“That’s the commitment we made,” the president added.
The president also noted that it is not “appropriate” for China to take Taiwan by force despite U.S. support of the “One China policy,” which acknowledges, without endorsing, China’s claim to the island nation.
“Look, here’s the situation,” Biden told reporters, “We agree with the One China policy. We signed on to it, and all the attendant agreements made from there, but the idea that it can be taken by force, just taken by force, is [just not] appropriate.”
Biden said that China is “already flirting with danger right now by flying so close and all the maneuvers they’re undertaking,” referring to Chinese President Xi Jinping directing Chinese military aircraft to fly within Taiwan’s defense zone.

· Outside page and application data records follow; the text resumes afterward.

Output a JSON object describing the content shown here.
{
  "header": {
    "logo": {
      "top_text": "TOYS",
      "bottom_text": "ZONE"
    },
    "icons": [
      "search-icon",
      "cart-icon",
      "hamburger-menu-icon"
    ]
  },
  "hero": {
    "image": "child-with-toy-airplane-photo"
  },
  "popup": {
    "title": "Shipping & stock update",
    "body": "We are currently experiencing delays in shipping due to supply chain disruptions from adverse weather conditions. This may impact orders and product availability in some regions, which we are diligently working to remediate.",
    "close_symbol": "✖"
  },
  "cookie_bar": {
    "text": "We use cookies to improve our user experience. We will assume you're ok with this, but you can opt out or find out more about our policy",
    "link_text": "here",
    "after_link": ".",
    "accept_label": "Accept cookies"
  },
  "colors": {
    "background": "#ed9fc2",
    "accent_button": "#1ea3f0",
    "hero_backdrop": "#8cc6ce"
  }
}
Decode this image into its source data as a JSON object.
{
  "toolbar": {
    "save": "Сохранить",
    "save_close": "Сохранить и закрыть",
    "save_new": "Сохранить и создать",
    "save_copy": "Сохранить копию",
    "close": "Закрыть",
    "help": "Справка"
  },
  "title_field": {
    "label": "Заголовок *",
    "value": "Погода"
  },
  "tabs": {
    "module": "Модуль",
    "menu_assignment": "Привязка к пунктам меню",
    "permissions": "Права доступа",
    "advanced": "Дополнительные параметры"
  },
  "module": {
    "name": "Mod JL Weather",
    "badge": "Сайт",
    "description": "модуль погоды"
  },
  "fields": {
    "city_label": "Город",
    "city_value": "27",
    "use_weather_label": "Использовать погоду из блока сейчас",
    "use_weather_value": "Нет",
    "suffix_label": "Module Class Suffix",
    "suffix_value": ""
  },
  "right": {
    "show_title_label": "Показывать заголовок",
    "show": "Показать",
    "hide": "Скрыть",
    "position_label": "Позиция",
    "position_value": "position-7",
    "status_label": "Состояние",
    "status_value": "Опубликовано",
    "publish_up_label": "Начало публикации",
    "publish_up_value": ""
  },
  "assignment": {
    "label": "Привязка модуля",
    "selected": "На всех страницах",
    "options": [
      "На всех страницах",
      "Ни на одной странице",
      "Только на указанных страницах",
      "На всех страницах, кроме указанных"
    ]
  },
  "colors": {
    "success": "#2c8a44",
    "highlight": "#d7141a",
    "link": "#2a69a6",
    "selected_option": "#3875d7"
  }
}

Biden’s remarks Monday echo a statement he made last year that was later walked back by the White House.
A Republican college student asked Biden in October of 2021 whether he would vow to protect Taiwan. “Yes and yes,” Biden responded.
“Military, China, Russia, and the rest of the world know that we have the most powerful military in the history of the world,” Biden continued. “Don’t worry about whether they’re gonna be more powerful. What you do have to worry about is whether or not they’re going to engage in activities that will put them in a position where they make a serious mistake.”
“The President was not announcing any change in our policy and there is no change in our policy,” a White House spokesperson said in response to Biden’s October 2021 statement. “The U.S. defense relationship with Taiwan is guided by the Taiwan Relations Act. We will uphold our commitment under the Act, we will continue to support Taiwan’s self-defense, and we will continue to oppose any unilateral changes to the status quo.”